Data records for software interfaces:

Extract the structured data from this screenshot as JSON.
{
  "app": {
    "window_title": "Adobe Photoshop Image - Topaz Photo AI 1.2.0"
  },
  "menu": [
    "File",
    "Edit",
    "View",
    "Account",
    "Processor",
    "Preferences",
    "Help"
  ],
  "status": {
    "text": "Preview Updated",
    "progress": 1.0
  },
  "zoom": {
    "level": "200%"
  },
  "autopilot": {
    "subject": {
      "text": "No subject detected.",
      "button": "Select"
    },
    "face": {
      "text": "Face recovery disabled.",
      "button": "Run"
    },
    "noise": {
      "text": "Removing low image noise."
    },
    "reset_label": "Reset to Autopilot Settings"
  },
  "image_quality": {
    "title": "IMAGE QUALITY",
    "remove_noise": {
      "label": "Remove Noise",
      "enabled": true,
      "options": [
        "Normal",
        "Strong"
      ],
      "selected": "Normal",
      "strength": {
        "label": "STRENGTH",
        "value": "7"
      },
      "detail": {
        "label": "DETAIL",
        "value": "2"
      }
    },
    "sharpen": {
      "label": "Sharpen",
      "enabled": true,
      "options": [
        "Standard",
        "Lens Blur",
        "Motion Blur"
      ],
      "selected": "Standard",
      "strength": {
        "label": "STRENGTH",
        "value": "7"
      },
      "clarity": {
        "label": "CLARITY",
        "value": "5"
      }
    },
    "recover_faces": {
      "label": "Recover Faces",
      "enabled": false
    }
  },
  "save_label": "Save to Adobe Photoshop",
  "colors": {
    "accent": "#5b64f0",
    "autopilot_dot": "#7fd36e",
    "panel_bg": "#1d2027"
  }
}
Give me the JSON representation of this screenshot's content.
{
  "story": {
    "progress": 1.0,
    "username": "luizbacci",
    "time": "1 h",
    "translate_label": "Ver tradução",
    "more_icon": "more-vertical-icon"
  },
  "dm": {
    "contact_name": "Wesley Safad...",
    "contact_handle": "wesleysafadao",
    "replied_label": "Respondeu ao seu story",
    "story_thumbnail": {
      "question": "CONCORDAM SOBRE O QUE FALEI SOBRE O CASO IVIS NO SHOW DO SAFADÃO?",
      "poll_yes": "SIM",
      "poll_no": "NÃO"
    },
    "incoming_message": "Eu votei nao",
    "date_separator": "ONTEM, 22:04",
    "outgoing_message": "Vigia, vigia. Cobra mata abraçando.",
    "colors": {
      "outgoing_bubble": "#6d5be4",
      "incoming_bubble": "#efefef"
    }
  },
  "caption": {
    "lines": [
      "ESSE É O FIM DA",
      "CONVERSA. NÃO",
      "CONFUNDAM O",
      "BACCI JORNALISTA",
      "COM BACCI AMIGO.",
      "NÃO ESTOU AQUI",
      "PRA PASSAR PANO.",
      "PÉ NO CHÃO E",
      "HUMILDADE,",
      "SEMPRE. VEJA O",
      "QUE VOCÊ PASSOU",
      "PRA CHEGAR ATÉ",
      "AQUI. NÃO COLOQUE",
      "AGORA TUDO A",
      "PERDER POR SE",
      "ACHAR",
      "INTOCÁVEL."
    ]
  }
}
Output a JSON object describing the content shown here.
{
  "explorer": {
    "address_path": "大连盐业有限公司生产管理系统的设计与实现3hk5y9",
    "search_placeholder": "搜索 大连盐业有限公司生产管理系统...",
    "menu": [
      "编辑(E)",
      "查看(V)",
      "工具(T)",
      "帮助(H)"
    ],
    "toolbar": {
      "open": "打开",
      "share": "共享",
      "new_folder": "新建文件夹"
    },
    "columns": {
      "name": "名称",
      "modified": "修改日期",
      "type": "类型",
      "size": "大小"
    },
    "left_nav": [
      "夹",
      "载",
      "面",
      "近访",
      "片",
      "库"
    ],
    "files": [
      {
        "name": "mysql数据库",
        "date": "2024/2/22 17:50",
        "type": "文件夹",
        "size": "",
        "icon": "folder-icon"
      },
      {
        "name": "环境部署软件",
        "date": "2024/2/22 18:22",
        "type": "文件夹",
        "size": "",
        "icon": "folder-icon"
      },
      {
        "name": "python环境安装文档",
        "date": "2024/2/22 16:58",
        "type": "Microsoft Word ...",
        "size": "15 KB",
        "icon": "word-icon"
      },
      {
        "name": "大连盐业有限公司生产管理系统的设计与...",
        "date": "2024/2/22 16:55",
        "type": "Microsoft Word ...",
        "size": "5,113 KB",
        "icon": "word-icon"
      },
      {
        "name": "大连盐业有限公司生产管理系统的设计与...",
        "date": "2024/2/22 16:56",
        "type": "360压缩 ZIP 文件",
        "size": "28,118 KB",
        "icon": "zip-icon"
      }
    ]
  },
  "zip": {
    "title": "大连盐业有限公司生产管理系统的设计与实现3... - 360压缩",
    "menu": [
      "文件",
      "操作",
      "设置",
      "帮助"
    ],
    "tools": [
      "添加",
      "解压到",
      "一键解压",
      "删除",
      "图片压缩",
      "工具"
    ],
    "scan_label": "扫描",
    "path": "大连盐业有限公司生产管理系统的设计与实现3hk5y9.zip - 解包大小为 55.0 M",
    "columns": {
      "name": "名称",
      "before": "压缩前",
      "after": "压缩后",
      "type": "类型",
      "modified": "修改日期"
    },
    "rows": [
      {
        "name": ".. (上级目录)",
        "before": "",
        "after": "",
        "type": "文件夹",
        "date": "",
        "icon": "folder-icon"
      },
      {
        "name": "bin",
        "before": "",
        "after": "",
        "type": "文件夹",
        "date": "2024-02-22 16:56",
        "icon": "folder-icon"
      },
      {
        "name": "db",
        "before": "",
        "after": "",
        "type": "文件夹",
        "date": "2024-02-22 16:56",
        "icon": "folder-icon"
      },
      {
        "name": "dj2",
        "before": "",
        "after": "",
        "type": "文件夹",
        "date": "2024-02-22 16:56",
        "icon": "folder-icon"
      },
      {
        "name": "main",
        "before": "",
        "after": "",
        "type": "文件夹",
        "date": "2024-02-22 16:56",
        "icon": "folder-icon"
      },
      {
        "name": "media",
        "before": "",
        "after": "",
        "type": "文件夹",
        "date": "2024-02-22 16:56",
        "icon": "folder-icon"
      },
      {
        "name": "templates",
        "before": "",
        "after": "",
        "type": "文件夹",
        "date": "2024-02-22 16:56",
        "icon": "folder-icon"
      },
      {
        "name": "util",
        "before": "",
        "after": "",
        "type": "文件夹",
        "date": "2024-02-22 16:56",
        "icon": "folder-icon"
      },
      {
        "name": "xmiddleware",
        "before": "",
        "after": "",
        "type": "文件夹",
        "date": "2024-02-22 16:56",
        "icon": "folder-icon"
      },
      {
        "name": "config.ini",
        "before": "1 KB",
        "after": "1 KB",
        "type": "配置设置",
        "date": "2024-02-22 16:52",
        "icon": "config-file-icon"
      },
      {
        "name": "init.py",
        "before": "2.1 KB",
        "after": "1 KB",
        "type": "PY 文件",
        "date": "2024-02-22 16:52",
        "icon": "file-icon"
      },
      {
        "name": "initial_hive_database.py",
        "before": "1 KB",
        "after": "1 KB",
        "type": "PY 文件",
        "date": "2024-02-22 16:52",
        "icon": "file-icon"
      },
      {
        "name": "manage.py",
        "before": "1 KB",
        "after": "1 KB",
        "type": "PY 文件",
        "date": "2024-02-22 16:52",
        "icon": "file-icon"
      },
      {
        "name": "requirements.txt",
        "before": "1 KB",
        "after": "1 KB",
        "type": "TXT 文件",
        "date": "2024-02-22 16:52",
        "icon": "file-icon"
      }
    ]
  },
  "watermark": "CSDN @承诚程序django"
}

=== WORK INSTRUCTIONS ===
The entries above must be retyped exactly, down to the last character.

=== RESPONSE TO THIS EXERCISE ===
Extract the structured data from this screenshot as JSON.
{
  "app": {
    "window_title": "Adobe Photoshop Image - Topaz Photo AI 1.2.0"
  },
  "menu": [
    "File",
    "Edit",
    "View",
    "Account",
    "Processor",
    "Preferences",
    "Help"
  ],
  "status": {
    "text": "Preview Updated",
    "progress": 1.0
  },
  "zoom": {
    "level": "200%"
  },
  "autopilot": {
    "subject": {
      "text": "No subject detected.",
      "button": "Select"
    },
    "face": {
      "text": "Face recovery disabled.",
      "button": "Run"
    },
    "noise": {
      "text": "Removing low image noise."
    },
    "reset_label": "Reset to Autopilot Settings"
  },
  "image_quality": {
    "title": "IMAGE QUALITY",
    "remove_noise": {
      "label": "Remove Noise",
      "enabled": true,
      "options": [
        "Normal",
        "Strong"
      ],
      "selected": "Normal",
      "strength": {
        "label": "STRENGTH",
        "value": "7"
      },
      "detail": {
        "label": "DETAIL",
        "value": "2"
      }
    },
    "sharpen": {
      "label": "Sharpen",
      "enabled": true,
      "options": [
        "Standard",
        "Lens Blur",
        "Motion Blur"
      ],
      "selected": "Standard",
      "strength": {
        "label": "STRENGTH",
        "value": "7"
      },
      "clarity": {
        "label": "CLARITY",
        "value": "5"
      }
    },
    "recover_faces": {
      "label": "Recover Faces",
      "enabled": false
    }
  },
  "save_label": "Save to Adobe Photoshop",
  "colors": {
    "accent": "#5b64f0",
    "autopilot_dot": "#7fd36e",
    "panel_bg": "#1d2027"
  }
}
Give me the JSON representation of this screenshot's content.
{
  "story": {
    "progress": 1.0,
    "username": "luizbacci",
    "time": "1 h",
    "translate_label": "Ver tradução",
    "more_icon": "more-vertical-icon"
  },
  "dm": {
    "contact_name": "Wesley Safad...",
    "contact_handle": "wesleysafadao",
    "replied_label": "Respondeu ao seu story",
    "story_thumbnail": {
      "question": "CONCORDAM SOBRE O QUE FALEI SOBRE O CASO IVIS NO SHOW DO SAFADÃO?",
      "poll_yes": "SIM",
      "poll_no": "NÃO"
    },
    "incoming_message": "Eu votei nao",
    "date_separator": "ONTEM, 22:04",
    "outgoing_message": "Vigia, vigia. Cobra mata abraçando.",
    "colors": {
      "outgoing_bubble": "#6d5be4",
      "incoming_bubble": "#efefef"
    }
  },
  "caption": {
    "lines": [
      "ESSE É O FIM DA",
      "CONVERSA. NÃO",
      "CONFUNDAM O",
      "BACCI JORNALISTA",
      "COM BACCI AMIGO.",
      "NÃO ESTOU AQUI",
      "PRA PASSAR PANO.",
      "PÉ NO CHÃO E",
      "HUMILDADE,",
      "SEMPRE. VEJA O",
      "QUE VOCÊ PASSOU",
      "PRA CHEGAR ATÉ",
      "AQUI. NÃO COLOQUE",
      "AGORA TUDO A",
      "PERDER POR SE",
      "ACHAR",
      "INTOCÁVEL."
    ]
  }
}
Output a JSON object describing the content shown here.
{
  "explorer": {
    "address_path": "大连盐业有限公司生产管理系统的设计与实现3hk5y9",
    "search_placeholder": "搜索 大连盐业有限公司生产管理系统...",
    "menu": [
      "编辑(E)",
      "查看(V)",
      "工具(T)",
      "帮助(H)"
    ],
    "toolbar": {
      "open": "打开",
      "share": "共享",
      "new_folder": "新建文件夹"
    },
    "columns": {
      "name": "名称",
      "modified": "修改日期",
      "type": "类型",
      "size": "大小"
    },
    "left_nav": [
      "夹",
      "载",
      "面",
      "近访",
      "片",
      "库"
    ],
    "files": [
      {
        "name": "mysql数据库",
        "date": "2024/2/22 17:50",
        "type": "文件夹",
        "size": "",
        "icon": "folder-icon"
      },
      {
        "name": "环境部署软件",
        "date": "2024/2/22 18:22",
        "type": "文件夹",
        "size": "",
        "icon": "folder-icon"
      },
      {
        "name": "python环境安装文档",
        "date": "2024/2/22 16:58",
        "type": "Microsoft Word ...",
        "size": "15 KB",
        "icon": "word-icon"
      },
      {
        "name": "大连盐业有限公司生产管理系统的设计与...",
        "date": "2024/2/22 16:55",
        "type": "Microsoft Word ...",
        "size": "5,113 KB",
        "icon": "word-icon"
      },
      {
        "name": "大连盐业有限公司生产管理系统的设计与...",
        "date": "2024/2/22 16:56",
        "type": "360压缩 ZIP 文件",
        "size": "28,118 KB",
        "icon": "zip-icon"
      }
    ]
  },
  "zip": {
    "title": "大连盐业有限公司生产管理系统的设计与实现3... - 360压缩",
    "menu": [
      "文件",
      "操作",
      "设置",
      "帮助"
    ],
    "tools": [
      "添加",
      "解压到",
      "一键解压",
      "删除",
      "图片压缩",
      "工具"
    ],
    "scan_label": "扫描",
    "path": "大连盐业有限公司生产管理系统的设计与实现3hk5y9.zip - 解包大小为 55.0 M",
    "columns": {
      "name": "名称",
      "before": "压缩前",
      "after": "压缩后",
      "type": "类型",
      "modified": "修改日期"
    },
    "rows": [
      {
        "name": ".. (上级目录)",
        "before": "",
        "after": "",
        "type": "文件夹",
        "date": "",
        "icon": "folder-icon"
      },
      {
        "name": "bin",
        "before": "",
        "after": "",
        "type": "文件夹",
        "date": "2024-02-22 16:56",
        "icon": "folder-icon"
      },
      {
        "name": "db",
        "before": "",
        "after": "",
        "type": "文件夹",
        "date": "2024-02-22 16:56",
        "icon": "folder-icon"
      },
      {
        "name": "dj2",
        "before": "",
        "after": "",
        "type": "文件夹",
        "date": "2024-02-22 16:56",
        "icon": "folder-icon"
      },
      {
        "name": "main",
        "before": "",
        "after": "",
        "type": "文件夹",
        "date": "2024-02-22 16:56",
        "icon": "folder-icon"
      },
      {
        "name": "media",
        "before": "",
        "after": "",
        "type": "文件夹",
        "date": "2024-02-22 16:56",
        "icon": "folder-icon"
      },
      {
        "name": "templates",
        "before": "",
        "after": "",
        "type": "文件夹",
        "date": "2024-02-22 16:56",
        "icon": "folder-icon"
      },
      {
        "name": "util",
        "before": "",
        "after": "",
        "type": "文件夹",
        "date": "2024-02-22 16:56",
        "icon": "folder-icon"
      },
      {
        "name": "xmiddleware",
        "before": "",
        "after": "",
        "type": "文件夹",
        "date": "2024-02-22 16:56",
        "icon": "folder-icon"
      },
      {
        "name": "config.ini",
        "before": "1 KB",
        "after": "1 KB",
        "type": "配置设置",
        "date": "2024-02-22 16:52",
        "icon": "config-file-icon"
      },
      {
        "name": "init.py",
        "before": "2.1 KB",
        "after": "1 KB",
        "type": "PY 文件",
        "date": "2024-02-22 16:52",
        "icon": "file-icon"
      },
      {
        "name": "initial_hive_database.py",
        "before": "1 KB",
        "after": "1 KB",
        "type": "PY 文件",
        "date": "2024-02-22 16:52",
        "icon": "file-icon"
      },
      {
        "name": "manage.py",
        "before": "1 KB",
        "after": "1 KB",
        "type": "PY 文件",
        "date": "2024-02-22 16:52",
        "icon": "file-icon"
      },
      {
        "name": "requirements.txt",
        "before": "1 KB",
        "after": "1 KB",
        "type": "TXT 文件",
        "date": "2024-02-22 16:52",
        "icon": "file-icon"
      }
    ]
  },
  "watermark": "CSDN @承诚程序django"
}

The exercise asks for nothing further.